Mike Florio and Chris Simms evaluate what Aaron Rodgers is worth and map out what a fair trade would be between the Packers and Jets.

The Jets want Aaron Rodgers. Aaron Rodgers wants the Jets. The Packers don’t want Aaron Rodgers. This should be easy to resolve, right?

It’s not. The Packers want a lot for Rodgers. They want more than they should, frankly. The Jets believe the Packers are being unreasonable.

Per multiple sources, the Packers want a first-round pick and more from the Jets for Rodgers.

The Packers want more than a first-round pick as part of the base deal. They want protection in 2025, in the event Rodgers plays in 2024. And that’s more than the Jets believe they should surrender for a player the Packers no longer want.

If the Jets are willing to offer something like a conditional package that would entail as much as a second-round pick this year and up to a second-round pick next year, the Packers would be nuts to not take it.

Frankly, it feels personal at this point, and that’s no surprise. Rodgers reportedly wanted Packers G.M. Brian Gutekunst to be fired a couple of years ago, something Rodgers never really tried to refute. Now, two years later, Gutekunst has a chance to exact a little revenge -- and so he is.

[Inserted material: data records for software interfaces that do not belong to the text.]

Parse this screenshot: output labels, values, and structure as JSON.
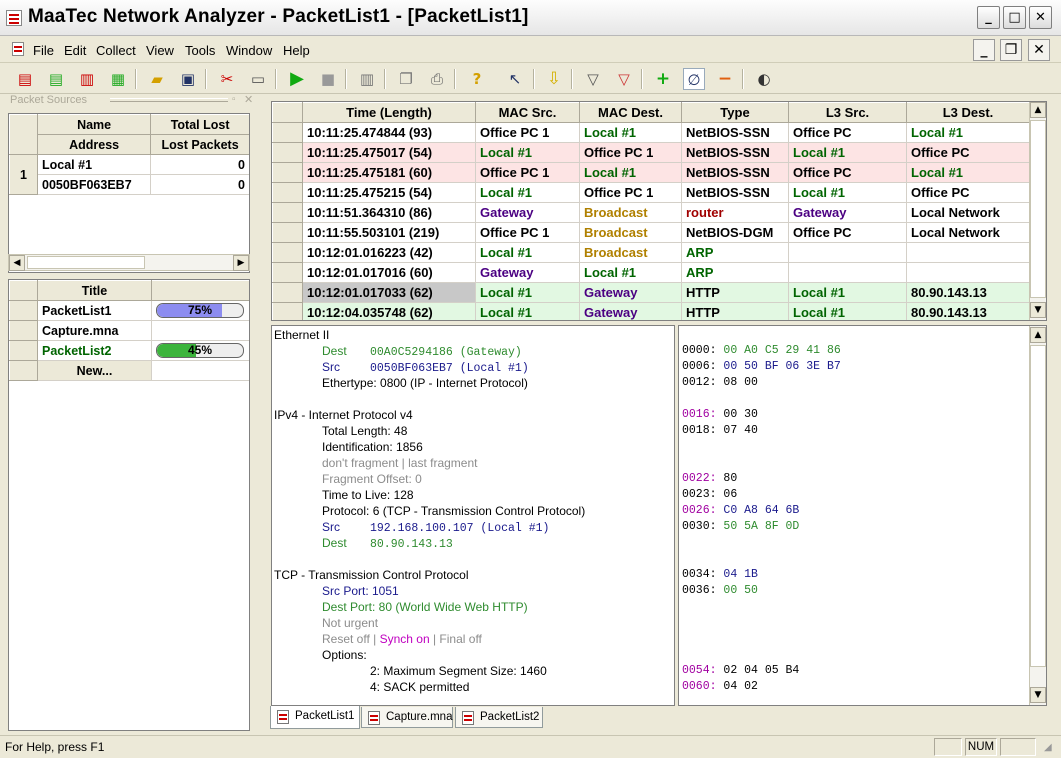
{
  "window": {
    "title": "MaaTec Network Analyzer - PacketList1 - [PacketList1]"
  },
  "menu": [
    "File",
    "Edit",
    "Collect",
    "View",
    "Tools",
    "Window",
    "Help"
  ],
  "sources": {
    "header": "Packet Sources",
    "columns": [
      [
        "Name",
        "Address"
      ],
      [
        "Total Lost",
        "Lost Packets"
      ]
    ],
    "rows": [
      {
        "num": "1",
        "name": "Local #1",
        "address": "0050BF063EB7",
        "total_lost": "0",
        "lost_packets": "0"
      }
    ]
  },
  "lists": {
    "header": "Title",
    "items": [
      {
        "title": "PacketList1",
        "percent": "75%",
        "fraction": 0.75,
        "color": "#8c8cf0"
      },
      {
        "title": "Capture.mna",
        "percent": "",
        "fraction": 0,
        "color": ""
      },
      {
        "title": "PacketList2",
        "percent": "45%",
        "fraction": 0.45,
        "color": "#3cb43c"
      }
    ],
    "new_label": "New..."
  },
  "packets": {
    "columns": [
      "Time  (Length)",
      "MAC Src.",
      "MAC Dest.",
      "Type",
      "L3 Src.",
      "L3 Dest."
    ],
    "rows": [
      {
        "time": "10:11:25.474844  (93)",
        "mac_src": "Office PC 1",
        "mac_dst": "Local #1",
        "type": "NetBIOS-SSN",
        "l3_src": "Office PC",
        "l3_dst": "Local #1",
        "bg": "#ffffff",
        "c": [
          "#000",
          "#000",
          "#006400",
          "#000",
          "#000",
          "#006400"
        ]
      },
      {
        "time": "10:11:25.475017  (54)",
        "mac_src": "Local #1",
        "mac_dst": "Office PC 1",
        "type": "NetBIOS-SSN",
        "l3_src": "Local #1",
        "l3_dst": "Office PC",
        "bg": "#fde4e4",
        "c": [
          "#000",
          "#006400",
          "#000",
          "#000",
          "#006400",
          "#000"
        ]
      },
      {
        "time": "10:11:25.475181  (60)",
        "mac_src": "Office PC 1",
        "mac_dst": "Local #1",
        "type": "NetBIOS-SSN",
        "l3_src": "Office PC",
        "l3_dst": "Local #1",
        "bg": "#fde4e4",
        "c": [
          "#000",
          "#000",
          "#006400",
          "#000",
          "#000",
          "#006400"
        ]
      },
      {
        "time": "10:11:25.475215  (54)",
        "mac_src": "Local #1",
        "mac_dst": "Office PC 1",
        "type": "NetBIOS-SSN",
        "l3_src": "Local #1",
        "l3_dst": "Office PC",
        "bg": "#ffffff",
        "c": [
          "#000",
          "#006400",
          "#000",
          "#000",
          "#006400",
          "#000"
        ]
      },
      {
        "time": "10:11:51.364310  (86)",
        "mac_src": "Gateway",
        "mac_dst": "Broadcast",
        "type": "router",
        "l3_src": "Gateway",
        "l3_dst": "Local Network",
        "bg": "#ffffff",
        "c": [
          "#000",
          "#4b0082",
          "#b08000",
          "#a00000",
          "#4b0082",
          "#000"
        ]
      },
      {
        "time": "10:11:55.503101  (219)",
        "mac_src": "Office PC 1",
        "mac_dst": "Broadcast",
        "type": "NetBIOS-DGM",
        "l3_src": "Office PC",
        "l3_dst": "Local Network",
        "bg": "#ffffff",
        "c": [
          "#000",
          "#000",
          "#b08000",
          "#000",
          "#000",
          "#000"
        ]
      },
      {
        "time": "10:12:01.016223  (42)",
        "mac_src": "Local #1",
        "mac_dst": "Broadcast",
        "type": "ARP",
        "l3_src": "",
        "l3_dst": "",
        "bg": "#ffffff",
        "c": [
          "#000",
          "#006400",
          "#b08000",
          "#006400",
          "#000",
          "#000"
        ]
      },
      {
        "time": "10:12:01.017016  (60)",
        "mac_src": "Gateway",
        "mac_dst": "Local #1",
        "type": "ARP",
        "l3_src": "",
        "l3_dst": "",
        "bg": "#ffffff",
        "c": [
          "#000",
          "#4b0082",
          "#006400",
          "#006400",
          "#000",
          "#000"
        ]
      },
      {
        "time": "10:12:01.017033  (62)",
        "mac_src": "Local #1",
        "mac_dst": "Gateway",
        "type": "HTTP",
        "l3_src": "Local #1",
        "l3_dst": "80.90.143.13",
        "bg": "#e2f8e2",
        "c": [
          "#000",
          "#006400",
          "#4b0082",
          "#000",
          "#006400",
          "#000"
        ],
        "selected": true
      },
      {
        "time": "10:12:04.035748  (62)",
        "mac_src": "Local #1",
        "mac_dst": "Gateway",
        "type": "HTTP",
        "l3_src": "Local #1",
        "l3_dst": "80.90.143.13",
        "bg": "#e2f8e2",
        "c": [
          "#000",
          "#006400",
          "#4b0082",
          "#000",
          "#006400",
          "#000"
        ]
      }
    ]
  },
  "detail": [
    {
      "t": "Ethernet II",
      "i": 0,
      "c": "#000"
    },
    {
      "t": "Dest",
      "v": "00A0C5294186  (Gateway)",
      "i": 1,
      "c": "#2e8b2e",
      "vc": "#2e8b2e"
    },
    {
      "t": "Src",
      "v": "0050BF063EB7  (Local #1)",
      "i": 1,
      "c": "#1a1a8c",
      "vc": "#1a1a8c"
    },
    {
      "t": "Ethertype:  0800  (IP - Internet Protocol)",
      "i": 1,
      "c": "#000"
    },
    {
      "t": "",
      "i": 0,
      "c": "#000"
    },
    {
      "t": "IPv4 - Internet Protocol v4",
      "i": 0,
      "c": "#000"
    },
    {
      "t": "Total Length:  48",
      "i": 1,
      "c": "#000"
    },
    {
      "t": "Identification:  1856",
      "i": 1,
      "c": "#000"
    },
    {
      "t": "don't fragment | last fragment",
      "i": 1,
      "c": "#8c8c8c"
    },
    {
      "t": "Fragment Offset:  0",
      "i": 1,
      "c": "#8c8c8c"
    },
    {
      "t": "Time to Live:  128",
      "i": 1,
      "c": "#000"
    },
    {
      "t": "Protocol:  6  (TCP - Transmission Control Protocol)",
      "i": 1,
      "c": "#000"
    },
    {
      "t": "Src",
      "v": "192.168.100.107  (Local #1)",
      "i": 1,
      "c": "#1a1a8c",
      "vc": "#1a1a8c"
    },
    {
      "t": "Dest",
      "v": "80.90.143.13",
      "i": 1,
      "c": "#2e8b2e",
      "vc": "#2e8b2e"
    },
    {
      "t": "",
      "i": 0,
      "c": "#000"
    },
    {
      "t": "TCP - Transmission Control Protocol",
      "i": 0,
      "c": "#000"
    },
    {
      "t": "Src Port:  1051",
      "i": 1,
      "c": "#1a1a8c"
    },
    {
      "t": "Dest Port:  80  (World Wide Web HTTP)",
      "i": 1,
      "c": "#2e8b2e"
    },
    {
      "t": "Not urgent",
      "i": 1,
      "c": "#8c8c8c"
    },
    {
      "t": "Reset off | ",
      "t2": "Synch on",
      "t3": " | Final off",
      "i": 1,
      "c": "#8c8c8c",
      "c2": "#c000c0"
    },
    {
      "t": "Options:",
      "i": 1,
      "c": "#000"
    },
    {
      "t": "2:  Maximum Segment Size:  1460",
      "i": 2,
      "c": "#000"
    },
    {
      "t": "4:  SACK permitted",
      "i": 2,
      "c": "#000"
    }
  ],
  "hex": [
    {
      "a": "0000:",
      "b": "00 A0 C5 29 41 86",
      "ac": "#000",
      "bc": "#2e8b2e"
    },
    {
      "a": "0006:",
      "b": "00 50 BF 06 3E B7",
      "ac": "#000",
      "bc": "#1a1a8c"
    },
    {
      "a": "0012:",
      "b": "08 00",
      "ac": "#000",
      "bc": "#000"
    },
    {
      "a": "",
      "b": "",
      "ac": "#000",
      "bc": "#000"
    },
    {
      "a": "0016:",
      "b": "00 30",
      "ac": "#a000a0",
      "bc": "#000"
    },
    {
      "a": "0018:",
      "b": "07 40",
      "ac": "#000",
      "bc": "#000"
    },
    {
      "a": "",
      "b": "",
      "ac": "#000",
      "bc": "#000"
    },
    {
      "a": "",
      "b": "",
      "ac": "#000",
      "bc": "#000"
    },
    {
      "a": "0022:",
      "b": "80",
      "ac": "#a000a0",
      "bc": "#000"
    },
    {
      "a": "0023:",
      "b": "06",
      "ac": "#000",
      "bc": "#000"
    },
    {
      "a": "0026:",
      "b": "C0 A8 64 6B",
      "ac": "#a000a0",
      "bc": "#1a1a8c"
    },
    {
      "a": "0030:",
      "b": "50 5A 8F 0D",
      "ac": "#000",
      "bc": "#2e8b2e"
    },
    {
      "a": "",
      "b": "",
      "ac": "#000",
      "bc": "#000"
    },
    {
      "a": "",
      "b": "",
      "ac": "#000",
      "bc": "#000"
    },
    {
      "a": "0034:",
      "b": "04 1B",
      "ac": "#000",
      "bc": "#1a1a8c"
    },
    {
      "a": "0036:",
      "b": "00 50",
      "ac": "#000",
      "bc": "#2e8b2e"
    },
    {
      "a": "",
      "b": "",
      "ac": "#000",
      "bc": "#000"
    },
    {
      "a": "",
      "b": "",
      "ac": "#000",
      "bc": "#000"
    },
    {
      "a": "",
      "b": "",
      "ac": "#000",
      "bc": "#000"
    },
    {
      "a": "",
      "b": "",
      "ac": "#000",
      "bc": "#000"
    },
    {
      "a": "0054:",
      "b": "02 04 05 B4",
      "ac": "#a000a0",
      "bc": "#000"
    },
    {
      "a": "0060:",
      "b": "04 02",
      "ac": "#a000a0",
      "bc": "#000"
    }
  ],
  "tabs": [
    {
      "label": "PacketList1",
      "active": true
    },
    {
      "label": "Capture.mna",
      "active": false
    },
    {
      "label": "PacketList2",
      "active": false
    }
  ],
  "status": {
    "text": "For Help, press F1",
    "num": "NUM"
  }
}
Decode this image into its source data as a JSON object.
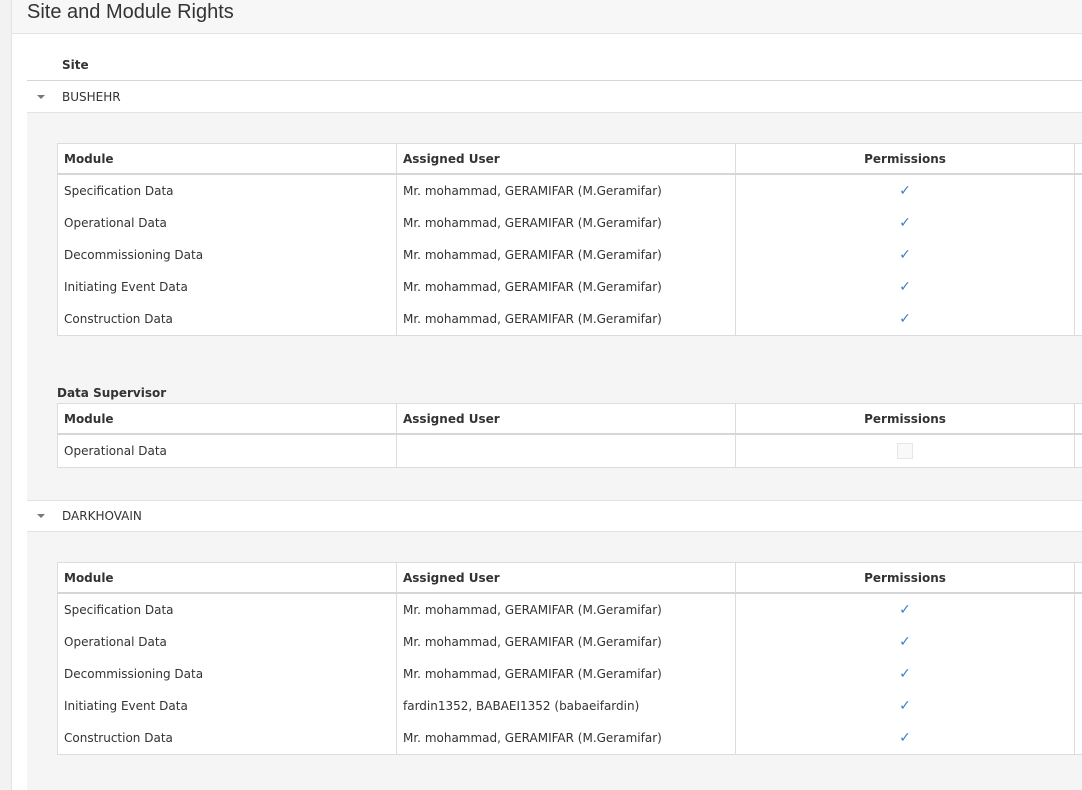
{
  "page": {
    "title": "Site and Module Rights"
  },
  "site_column_header": "Site",
  "table_headers": {
    "module": "Module",
    "assigned_user": "Assigned User",
    "permissions": "Permissions"
  },
  "sites": [
    {
      "name": "BUSHEHR",
      "modules": [
        {
          "module": "Specification Data",
          "user": "Mr. mohammad, GERAMIFAR (M.Geramifar)",
          "permission": true
        },
        {
          "module": "Operational Data",
          "user": "Mr. mohammad, GERAMIFAR (M.Geramifar)",
          "permission": true
        },
        {
          "module": "Decommissioning Data",
          "user": "Mr. mohammad, GERAMIFAR (M.Geramifar)",
          "permission": true
        },
        {
          "module": "Initiating Event Data",
          "user": "Mr. mohammad, GERAMIFAR (M.Geramifar)",
          "permission": true
        },
        {
          "module": "Construction Data",
          "user": "Mr. mohammad, GERAMIFAR (M.Geramifar)",
          "permission": true
        }
      ],
      "supervisor": {
        "label": "Data Supervisor",
        "rows": [
          {
            "module": "Operational Data",
            "user": "",
            "permission": false
          }
        ]
      }
    },
    {
      "name": "DARKHOVAIN",
      "modules": [
        {
          "module": "Specification Data",
          "user": "Mr. mohammad, GERAMIFAR (M.Geramifar)",
          "permission": true
        },
        {
          "module": "Operational Data",
          "user": "Mr. mohammad, GERAMIFAR (M.Geramifar)",
          "permission": true
        },
        {
          "module": "Decommissioning Data",
          "user": "Mr. mohammad, GERAMIFAR (M.Geramifar)",
          "permission": true
        },
        {
          "module": "Initiating Event Data",
          "user": "fardin1352, BABAEI1352 (babaeifardin)",
          "permission": true
        },
        {
          "module": "Construction Data",
          "user": "Mr. mohammad, GERAMIFAR (M.Geramifar)",
          "permission": true
        }
      ]
    }
  ],
  "icons": {
    "expand": "caret-down-icon",
    "checked": "checkmark-icon"
  },
  "colors": {
    "check": "#3b80c8",
    "detail_bg": "#f5f5f5"
  }
}
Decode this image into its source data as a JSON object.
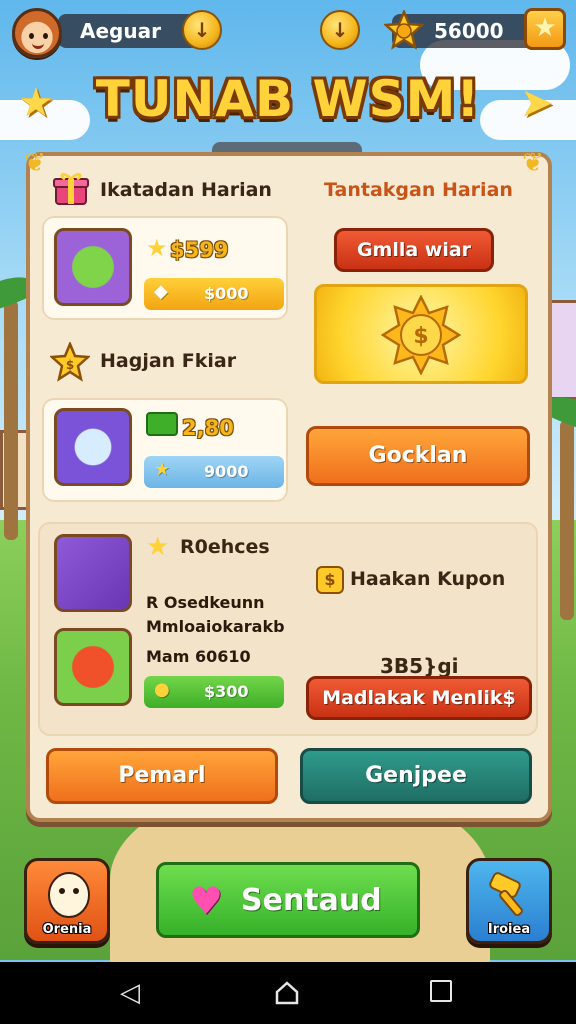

The problem for the Packers is that, the longer they drag their feet, the more pissed off (and in turn motivated) Rodgers will be to have a great season in 2023. He already has sold himself on the narrative that the Packers wanted him back after the season before something changed, even though he later contradicted himself on the notion that he believed the Packers wanted him back when 2022 concluded.

The NFL, like many businesses, is driven by deadlines. The challenge becomes determining a deadline for this trade. As previously mentioned, the Packers are willing to wait until the draft. The ultimate deadline, if we take it to the extreme, is Week One, at which point his $58.3 million option bonus becomes guaranteed base salary if not exercised.

For the Jets, what’s the deadline? There’s a desire to get it done now. But do they need Rodgers now? Do they need him for the start of the offseason program? He knows the system, given his connection to offensive coordinator Nathaniel Hackett. Given Rodgers’s recent habit of skipping OTAs, maybe the Jets should take the position that the real deadline is the opening of training camp.

Regardless, unless someone blinks, the deal isn’t happening now. Given what the Packers currently want, it’s definitely not happening. They’ll need to move toward New York’s position.

And here’s the question. With no owner in Green Bay, who’s in position to tell the front office to give a little in order to get rid of a guy they no longer want?